Appointed by 3i in 2009, Kim advised their retail and consumer investments and became Chairman of one of their portfolio’s brands, Agent Provocateur. She also joined Natalie Massenet as special adviser to Net-a-Porter.

In 2013 she was appointed as Board Trustee of the Natural History Museum, a PrimeMinisterial appointment. Kim also sits on the audit committee for the Museum.

In 2013 Kim Winser launched her own business, Winser London, using a new business model: direct supply via e-commerce, with limited pop-up shops, resulting in luxury quality, with a styling service, at affordable prices. The business allows many of the team to work remotely, some internationally based, employing experienced talent and newly appointed graduates.

Listen live at 9am Saturday.

Follow Kim on Twitter @winserlondon.

“I can remember going to my headmaster and explaining I didn’t want to go on to University, I wanted to join the Marks and Spencer management team. He was a bit shocked”

“I thought I am going to have to do this myself because I couldn’t find a brand to buy that had the right structure behind it.”

“You’ve really got to put your heart into what a brand is and what it means to the customer.”

“I think it is all about whether you know what you want to do.”

“It is not about doing a good job for myself or even my team. It is all about our customers.

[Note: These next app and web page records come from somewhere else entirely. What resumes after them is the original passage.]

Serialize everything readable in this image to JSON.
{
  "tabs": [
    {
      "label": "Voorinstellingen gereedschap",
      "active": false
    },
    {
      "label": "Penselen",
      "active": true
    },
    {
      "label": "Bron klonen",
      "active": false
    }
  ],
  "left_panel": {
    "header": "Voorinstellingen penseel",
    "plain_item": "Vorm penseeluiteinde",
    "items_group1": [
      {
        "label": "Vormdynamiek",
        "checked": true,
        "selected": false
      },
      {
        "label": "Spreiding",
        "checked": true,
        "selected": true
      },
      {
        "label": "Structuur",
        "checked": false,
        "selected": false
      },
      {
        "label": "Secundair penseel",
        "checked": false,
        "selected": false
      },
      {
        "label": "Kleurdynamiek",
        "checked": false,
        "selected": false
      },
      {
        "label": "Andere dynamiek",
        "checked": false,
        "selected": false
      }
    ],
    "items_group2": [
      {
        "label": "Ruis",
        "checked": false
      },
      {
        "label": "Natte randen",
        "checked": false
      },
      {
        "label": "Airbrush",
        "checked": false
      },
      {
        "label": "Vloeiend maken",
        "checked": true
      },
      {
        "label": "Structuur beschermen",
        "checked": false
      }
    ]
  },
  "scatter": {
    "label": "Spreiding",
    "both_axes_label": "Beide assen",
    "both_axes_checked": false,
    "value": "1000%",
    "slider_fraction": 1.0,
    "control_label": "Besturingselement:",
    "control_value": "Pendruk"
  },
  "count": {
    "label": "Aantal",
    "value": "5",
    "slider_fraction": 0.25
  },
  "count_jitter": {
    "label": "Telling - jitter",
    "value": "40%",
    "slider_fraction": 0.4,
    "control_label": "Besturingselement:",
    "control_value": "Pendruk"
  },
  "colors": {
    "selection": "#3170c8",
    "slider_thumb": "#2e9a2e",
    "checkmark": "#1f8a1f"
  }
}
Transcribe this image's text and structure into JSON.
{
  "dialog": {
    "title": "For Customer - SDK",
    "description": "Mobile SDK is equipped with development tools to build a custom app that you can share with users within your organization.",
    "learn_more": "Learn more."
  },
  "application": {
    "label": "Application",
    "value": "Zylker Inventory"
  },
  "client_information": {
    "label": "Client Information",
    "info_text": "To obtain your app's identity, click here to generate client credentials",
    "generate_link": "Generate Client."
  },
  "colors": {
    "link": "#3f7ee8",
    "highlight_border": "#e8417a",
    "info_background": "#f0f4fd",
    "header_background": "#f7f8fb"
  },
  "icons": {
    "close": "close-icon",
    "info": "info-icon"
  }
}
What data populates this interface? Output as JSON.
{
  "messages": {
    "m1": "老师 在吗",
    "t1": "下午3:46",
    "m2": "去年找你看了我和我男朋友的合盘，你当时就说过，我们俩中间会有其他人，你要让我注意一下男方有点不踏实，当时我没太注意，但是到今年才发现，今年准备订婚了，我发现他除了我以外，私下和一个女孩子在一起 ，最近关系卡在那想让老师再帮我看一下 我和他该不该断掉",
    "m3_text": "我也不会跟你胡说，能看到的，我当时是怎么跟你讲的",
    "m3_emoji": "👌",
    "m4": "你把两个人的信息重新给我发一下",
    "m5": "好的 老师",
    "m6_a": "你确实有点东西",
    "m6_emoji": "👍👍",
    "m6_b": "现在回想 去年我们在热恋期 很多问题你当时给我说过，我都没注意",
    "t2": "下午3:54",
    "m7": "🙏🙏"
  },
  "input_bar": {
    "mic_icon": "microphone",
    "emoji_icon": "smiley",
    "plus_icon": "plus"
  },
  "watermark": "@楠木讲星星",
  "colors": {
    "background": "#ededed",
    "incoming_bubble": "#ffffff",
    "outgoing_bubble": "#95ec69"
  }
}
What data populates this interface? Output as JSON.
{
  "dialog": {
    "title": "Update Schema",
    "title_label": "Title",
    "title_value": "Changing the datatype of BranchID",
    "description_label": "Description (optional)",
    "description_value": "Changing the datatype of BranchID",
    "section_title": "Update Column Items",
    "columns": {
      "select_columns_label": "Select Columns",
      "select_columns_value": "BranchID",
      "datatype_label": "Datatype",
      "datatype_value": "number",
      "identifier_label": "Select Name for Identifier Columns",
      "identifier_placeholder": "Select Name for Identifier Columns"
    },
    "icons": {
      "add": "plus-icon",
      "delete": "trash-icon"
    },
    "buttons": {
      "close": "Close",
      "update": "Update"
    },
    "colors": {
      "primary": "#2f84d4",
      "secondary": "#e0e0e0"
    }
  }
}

If you listen to your customers properly then the solutions are clear.”

“One of the biggest gifts you can ever give anyone is confidence.”

“Most of the board meetings I am in, I am either the only female or maybe there is a couple of us… there is never a queue for the loo for the women’s loo.”

“I am really passionate about giving people a really good opportunity…we like to break a few rules.”

“I’ve had a really terrific career and a lot of support and good teams, but this is the special bit.”